Records from a data collection:
▬▬▬

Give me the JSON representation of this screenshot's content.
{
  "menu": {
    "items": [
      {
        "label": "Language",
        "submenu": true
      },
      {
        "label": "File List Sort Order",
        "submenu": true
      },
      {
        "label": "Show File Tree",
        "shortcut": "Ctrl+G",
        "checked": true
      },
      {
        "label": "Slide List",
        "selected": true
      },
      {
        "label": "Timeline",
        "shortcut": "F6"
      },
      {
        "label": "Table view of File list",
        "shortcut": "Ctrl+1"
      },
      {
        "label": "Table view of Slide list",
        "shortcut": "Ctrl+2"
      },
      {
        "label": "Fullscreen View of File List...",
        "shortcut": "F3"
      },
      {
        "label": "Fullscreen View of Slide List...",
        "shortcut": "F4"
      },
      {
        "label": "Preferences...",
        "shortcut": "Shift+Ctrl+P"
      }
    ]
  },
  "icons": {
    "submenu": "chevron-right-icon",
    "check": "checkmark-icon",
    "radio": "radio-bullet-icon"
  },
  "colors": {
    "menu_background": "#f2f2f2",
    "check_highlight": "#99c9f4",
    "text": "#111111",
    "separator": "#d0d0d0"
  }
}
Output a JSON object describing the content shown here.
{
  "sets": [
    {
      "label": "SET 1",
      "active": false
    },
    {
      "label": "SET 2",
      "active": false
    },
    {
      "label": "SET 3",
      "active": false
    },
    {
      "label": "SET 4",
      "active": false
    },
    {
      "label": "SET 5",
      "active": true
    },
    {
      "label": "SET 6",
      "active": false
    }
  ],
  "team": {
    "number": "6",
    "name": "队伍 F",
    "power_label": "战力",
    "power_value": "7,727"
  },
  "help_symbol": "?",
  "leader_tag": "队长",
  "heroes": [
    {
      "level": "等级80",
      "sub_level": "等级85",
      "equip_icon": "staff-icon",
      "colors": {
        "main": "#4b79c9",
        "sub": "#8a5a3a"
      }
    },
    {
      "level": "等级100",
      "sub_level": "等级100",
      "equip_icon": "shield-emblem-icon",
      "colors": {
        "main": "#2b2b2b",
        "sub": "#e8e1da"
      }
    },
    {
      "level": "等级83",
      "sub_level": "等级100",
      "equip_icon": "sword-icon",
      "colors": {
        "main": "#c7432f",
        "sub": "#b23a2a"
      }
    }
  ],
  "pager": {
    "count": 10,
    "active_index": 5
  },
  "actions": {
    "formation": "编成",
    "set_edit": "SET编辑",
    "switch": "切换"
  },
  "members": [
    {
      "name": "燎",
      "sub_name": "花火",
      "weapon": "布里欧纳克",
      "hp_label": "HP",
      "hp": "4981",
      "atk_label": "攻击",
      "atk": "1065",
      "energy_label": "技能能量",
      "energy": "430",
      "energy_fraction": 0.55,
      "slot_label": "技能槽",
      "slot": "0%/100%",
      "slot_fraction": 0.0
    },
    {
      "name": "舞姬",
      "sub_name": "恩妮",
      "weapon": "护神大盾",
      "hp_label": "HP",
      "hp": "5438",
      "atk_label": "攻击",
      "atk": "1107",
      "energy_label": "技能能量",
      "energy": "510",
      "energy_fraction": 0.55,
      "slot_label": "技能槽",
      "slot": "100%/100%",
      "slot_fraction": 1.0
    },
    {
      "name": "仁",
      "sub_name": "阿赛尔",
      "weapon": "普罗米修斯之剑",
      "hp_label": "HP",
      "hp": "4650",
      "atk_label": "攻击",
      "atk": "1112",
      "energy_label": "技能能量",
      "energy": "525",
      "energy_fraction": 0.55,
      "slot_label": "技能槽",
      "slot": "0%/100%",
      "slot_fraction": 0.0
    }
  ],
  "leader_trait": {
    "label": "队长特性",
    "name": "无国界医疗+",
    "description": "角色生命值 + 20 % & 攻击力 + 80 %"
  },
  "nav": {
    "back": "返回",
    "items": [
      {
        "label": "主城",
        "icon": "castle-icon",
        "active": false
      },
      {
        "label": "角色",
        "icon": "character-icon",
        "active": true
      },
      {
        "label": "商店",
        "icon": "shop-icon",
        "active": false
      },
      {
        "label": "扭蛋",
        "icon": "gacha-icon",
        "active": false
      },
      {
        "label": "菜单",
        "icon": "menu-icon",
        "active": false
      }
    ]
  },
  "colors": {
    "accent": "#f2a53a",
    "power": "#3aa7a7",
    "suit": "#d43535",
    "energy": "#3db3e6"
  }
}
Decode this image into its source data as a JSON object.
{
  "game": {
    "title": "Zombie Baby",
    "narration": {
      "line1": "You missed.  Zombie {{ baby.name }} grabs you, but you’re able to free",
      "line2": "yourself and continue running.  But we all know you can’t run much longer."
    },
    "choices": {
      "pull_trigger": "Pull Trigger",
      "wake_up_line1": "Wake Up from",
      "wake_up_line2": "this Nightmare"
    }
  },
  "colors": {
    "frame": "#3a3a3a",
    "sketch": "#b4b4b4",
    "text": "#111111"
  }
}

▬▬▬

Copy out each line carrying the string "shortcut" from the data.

Result of the task:
        "shortcut": "Ctrl+G",
        "shortcut": "F6"
        "shortcut": "Ctrl+1"
        "shortcut": "Ctrl+2"
        "shortcut": "F3"
        "shortcut": "F4"
        "shortcut": "Shift+Ctrl+P"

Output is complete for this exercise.